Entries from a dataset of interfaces

----------------

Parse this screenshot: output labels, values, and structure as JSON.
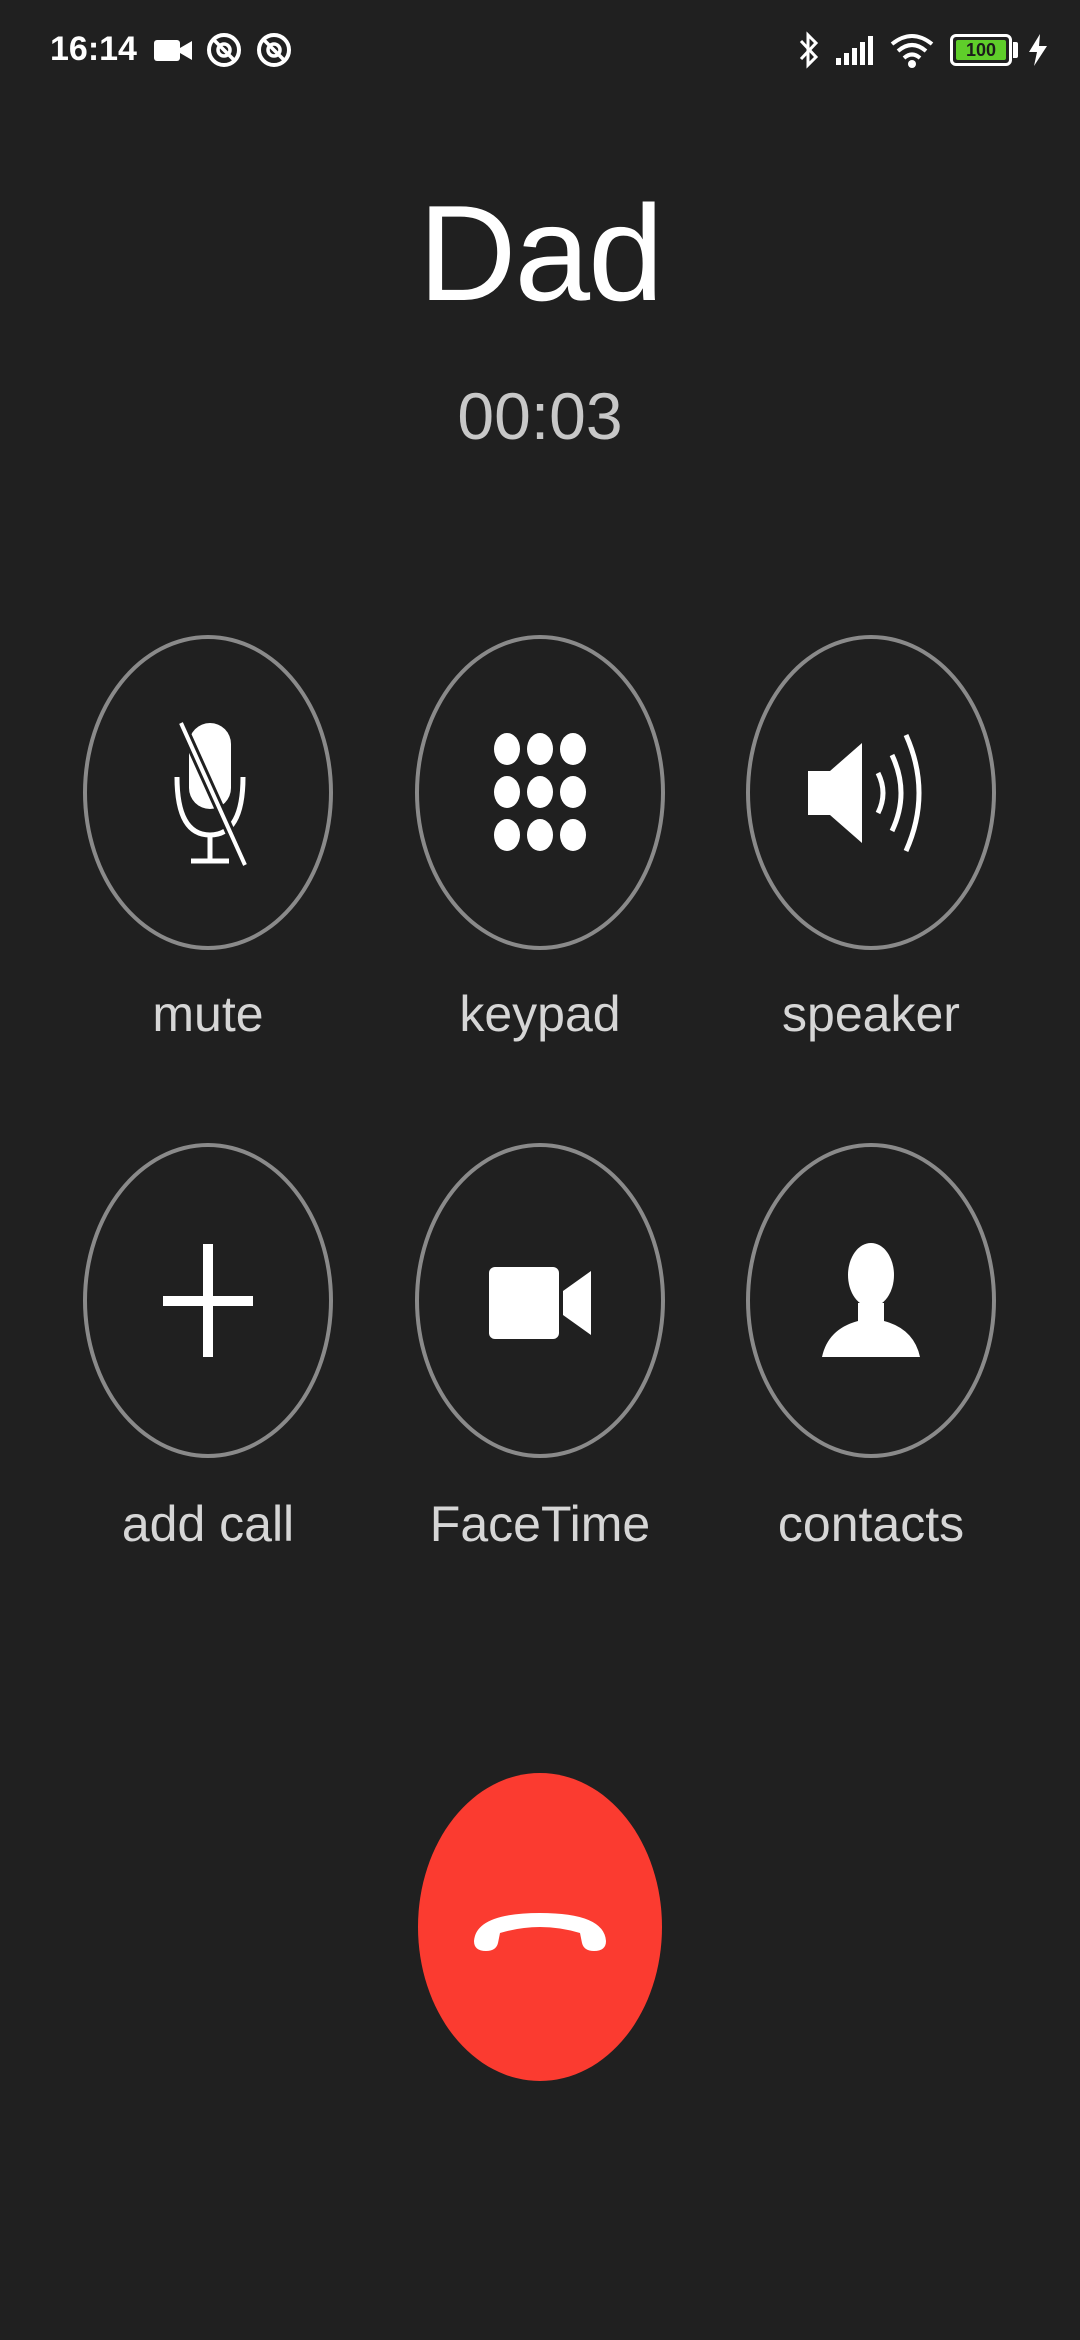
{
  "status_bar": {
    "time": "16:14",
    "battery_percent": "100",
    "icons": [
      "video-camera-icon",
      "notification-icon",
      "notification-icon",
      "bluetooth-icon",
      "cellular-signal-icon",
      "wifi-icon",
      "battery-icon",
      "charging-icon"
    ]
  },
  "call": {
    "caller_name": "Dad",
    "duration": "00:03"
  },
  "controls": {
    "mute_label": "mute",
    "keypad_label": "keypad",
    "speaker_label": "speaker",
    "add_call_label": "add call",
    "facetime_label": "FaceTime",
    "contacts_label": "contacts"
  },
  "colors": {
    "background": "#202020",
    "end_call": "#fb3b30",
    "ring": "#8a8a8a",
    "battery": "#5fce2a"
  }
}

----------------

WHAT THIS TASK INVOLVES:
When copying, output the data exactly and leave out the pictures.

EXERCISE OUTPUT:
Parse this screenshot: output labels, values, and structure as JSON.
{
  "status_bar": {
    "time": "16:14",
    "battery_percent": "100",
    "icons": [
      "video-camera-icon",
      "notification-icon",
      "notification-icon",
      "bluetooth-icon",
      "cellular-signal-icon",
      "wifi-icon",
      "battery-icon",
      "charging-icon"
    ]
  },
  "call": {
    "caller_name": "Dad",
    "duration": "00:03"
  },
  "controls": {
    "mute_label": "mute",
    "keypad_label": "keypad",
    "speaker_label": "speaker",
    "add_call_label": "add call",
    "facetime_label": "FaceTime",
    "contacts_label": "contacts"
  },
  "colors": {
    "background": "#202020",
    "end_call": "#fb3b30",
    "ring": "#8a8a8a",
    "battery": "#5fce2a"
  }
}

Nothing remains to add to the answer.